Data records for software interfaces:
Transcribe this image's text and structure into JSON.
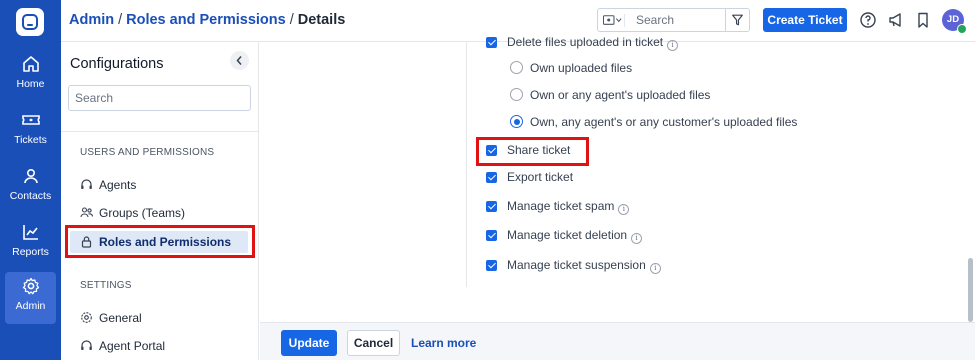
{
  "breadcrumb": {
    "admin": "Admin",
    "sep1": "/",
    "roles": "Roles and Permissions",
    "sep2": "/",
    "current": "Details"
  },
  "header": {
    "search_placeholder": "Search",
    "create_ticket": "Create Ticket",
    "avatar_initials": "JD"
  },
  "leftnav": {
    "items": [
      {
        "label": "Home",
        "icon": "home-icon"
      },
      {
        "label": "Tickets",
        "icon": "ticket-icon"
      },
      {
        "label": "Contacts",
        "icon": "person-icon"
      },
      {
        "label": "Reports",
        "icon": "chart-icon"
      },
      {
        "label": "Admin",
        "icon": "gear-icon",
        "active": true
      }
    ]
  },
  "config": {
    "title": "Configurations",
    "search_placeholder": "Search",
    "section_users": "USERS AND PERMISSIONS",
    "users_items": [
      "Agents",
      "Groups (Teams)",
      "Roles and Permissions"
    ],
    "section_settings": "SETTINGS",
    "settings_items": [
      "General",
      "Agent Portal"
    ]
  },
  "permissions": {
    "delete_files": "Delete files uploaded in ticket",
    "radio_options": [
      "Own uploaded files",
      "Own or any agent's uploaded files",
      "Own, any agent's or any customer's uploaded files"
    ],
    "radio_selected_index": 2,
    "checkboxes": [
      {
        "label": "Share ticket",
        "checked": true
      },
      {
        "label": "Export ticket",
        "checked": true
      },
      {
        "label": "Manage ticket spam",
        "checked": true
      },
      {
        "label": "Manage ticket deletion",
        "checked": true
      },
      {
        "label": "Manage ticket suspension",
        "checked": true
      }
    ]
  },
  "footer": {
    "update": "Update",
    "cancel": "Cancel",
    "learn_more": "Learn more"
  },
  "colors": {
    "nav": "#1b4fb8",
    "primary": "#1766e6",
    "highlight": "#e01313"
  }
}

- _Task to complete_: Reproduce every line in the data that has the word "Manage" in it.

- _Expected answer_:
        "label": "Manage ticket spam",
        "label": "Manage ticket deletion",
        "label": "Manage ticket suspension",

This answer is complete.